In its fiscal year 2015, Cantu says, “more than 260,000 people came through our facility, an 8 percent increase over the same time 2014.” The center’s biggest challenge, he says, is space. “Conroe is a growing, dynamic community. Even though we expanded and reopened this facility in 2011, we’ve run out of space. I could program a facility twice this size without any hesitation or reservation.”
Individual membership is available on a daily, or one, four, or 12 month basis. Senior citizens receive a discount. Household memberships (four persons per household) are available on the same monthly basis. Membership fees are only slightly higher for nonresidents of Conroe. Childcare is available for up to two hours daily while members visit the center.

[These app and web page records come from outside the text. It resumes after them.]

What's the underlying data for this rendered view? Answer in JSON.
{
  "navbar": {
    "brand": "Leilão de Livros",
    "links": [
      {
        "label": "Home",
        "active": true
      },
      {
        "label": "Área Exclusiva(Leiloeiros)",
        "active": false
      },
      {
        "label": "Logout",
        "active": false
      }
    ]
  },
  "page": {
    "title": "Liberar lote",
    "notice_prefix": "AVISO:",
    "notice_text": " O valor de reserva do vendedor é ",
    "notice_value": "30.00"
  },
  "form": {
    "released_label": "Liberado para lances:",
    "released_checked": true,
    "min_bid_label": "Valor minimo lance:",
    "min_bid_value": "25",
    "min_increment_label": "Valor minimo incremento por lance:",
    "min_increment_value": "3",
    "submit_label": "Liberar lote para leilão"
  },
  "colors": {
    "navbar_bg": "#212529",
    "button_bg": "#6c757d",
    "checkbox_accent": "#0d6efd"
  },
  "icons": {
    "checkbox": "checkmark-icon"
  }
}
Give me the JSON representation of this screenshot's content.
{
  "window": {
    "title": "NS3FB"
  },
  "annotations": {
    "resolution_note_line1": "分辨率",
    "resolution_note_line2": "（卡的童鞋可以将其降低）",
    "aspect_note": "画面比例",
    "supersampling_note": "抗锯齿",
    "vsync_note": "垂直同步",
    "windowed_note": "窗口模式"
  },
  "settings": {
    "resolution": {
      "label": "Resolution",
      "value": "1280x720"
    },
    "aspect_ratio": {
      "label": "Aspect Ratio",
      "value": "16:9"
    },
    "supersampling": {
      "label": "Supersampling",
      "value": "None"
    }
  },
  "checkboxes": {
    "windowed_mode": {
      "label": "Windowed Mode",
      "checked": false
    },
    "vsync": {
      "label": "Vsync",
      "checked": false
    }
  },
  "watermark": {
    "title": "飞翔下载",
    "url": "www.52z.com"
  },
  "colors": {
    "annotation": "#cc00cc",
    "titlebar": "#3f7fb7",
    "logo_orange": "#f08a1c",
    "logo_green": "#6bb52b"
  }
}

“We consider ourselves affordably priced for any citizen,” Cantu says. “Our fitness membership is a ‘no hassle’ membership. It’s pay as you go. There is no contract, no sign-up fee for joining, and no penalty fee for quitting. Here, if somebody buys a year membership and after six months gets transferred to a job somewhere else, we’d give them a six-month refund.
When you get a membership here, what’s beautiful about it is it also includes the Aquatic Center.”
The aquatic center in Candy Cane Park has an education/exercise pool and a competition pool, each 25 yards long with a combined total of 14 swimming lanes. The competition pool includes a diving well with two one-meter springboards, two three-meter springboards, one one-meter platform and one five-meter platform. Both pools are heated and covered with sides that can be opened for seasonal climate control.
“We have a wide variety of programs at the center,” Cantu says. “At some point of time in a year, as a youth, adult, or family, you probably should be able to find something of interest to you. Now, that being said, we have challenges in that we can’t be all things to all people.
We try to stay true to our core programs. We do try to get outside of the box, and give members something to do. We just finished up our mobile cooking school, we’re doing nutrition 101. We’ve got safe-sitter classes, which is a babysitting class for young people who do that, so we do try to get outside of the box. Our arts and cultural program is growing, there’s a demand for that, and I think our seniors program is going to be growing as well.”
More information about the C.K. Ray Recreation Center is available on the City of Conroe website under Parks & Registration.
1203 Candy Cane Lane
Conroe, TX 77301